ACTIVITY
In full and exactly, please return the records, but keep out the pictures.
[INFORMATION GIVEN Boundary: Start]
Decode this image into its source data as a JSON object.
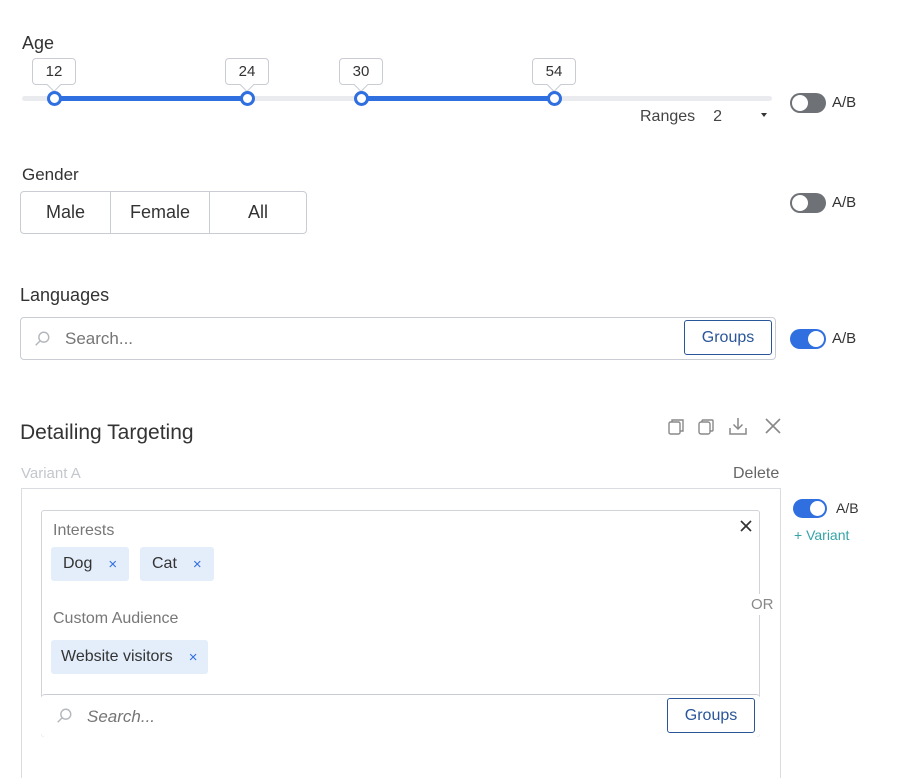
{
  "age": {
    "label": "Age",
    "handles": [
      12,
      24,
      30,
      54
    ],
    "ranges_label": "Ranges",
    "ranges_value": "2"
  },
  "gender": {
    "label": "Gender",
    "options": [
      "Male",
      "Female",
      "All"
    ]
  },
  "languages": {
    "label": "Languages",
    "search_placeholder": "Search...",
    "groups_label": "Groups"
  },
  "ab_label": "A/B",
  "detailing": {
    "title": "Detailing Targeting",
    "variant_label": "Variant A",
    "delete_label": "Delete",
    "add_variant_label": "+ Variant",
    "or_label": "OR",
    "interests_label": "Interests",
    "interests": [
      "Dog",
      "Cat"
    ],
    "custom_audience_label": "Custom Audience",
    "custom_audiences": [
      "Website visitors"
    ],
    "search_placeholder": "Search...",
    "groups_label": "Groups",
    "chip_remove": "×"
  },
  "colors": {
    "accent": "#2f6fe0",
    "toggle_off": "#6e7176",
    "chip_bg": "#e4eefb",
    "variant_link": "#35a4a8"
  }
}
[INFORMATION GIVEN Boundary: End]
REPLY TO THE EXERCISE
Decode this image into its source data as a JSON object.
{
  "age": {
    "label": "Age",
    "handles": [
      12,
      24,
      30,
      54
    ],
    "ranges_label": "Ranges",
    "ranges_value": "2"
  },
  "gender": {
    "label": "Gender",
    "options": [
      "Male",
      "Female",
      "All"
    ]
  },
  "languages": {
    "label": "Languages",
    "search_placeholder": "Search...",
    "groups_label": "Groups"
  },
  "ab_label": "A/B",
  "detailing": {
    "title": "Detailing Targeting",
    "variant_label": "Variant A",
    "delete_label": "Delete",
    "add_variant_label": "+ Variant",
    "or_label": "OR",
    "interests_label": "Interests",
    "interests": [
      "Dog",
      "Cat"
    ],
    "custom_audience_label": "Custom Audience",
    "custom_audiences": [
      "Website visitors"
    ],
    "search_placeholder": "Search...",
    "groups_label": "Groups",
    "chip_remove": "×"
  },
  "colors": {
    "accent": "#2f6fe0",
    "toggle_off": "#6e7176",
    "chip_bg": "#e4eefb",
    "variant_link": "#35a4a8"
  }
}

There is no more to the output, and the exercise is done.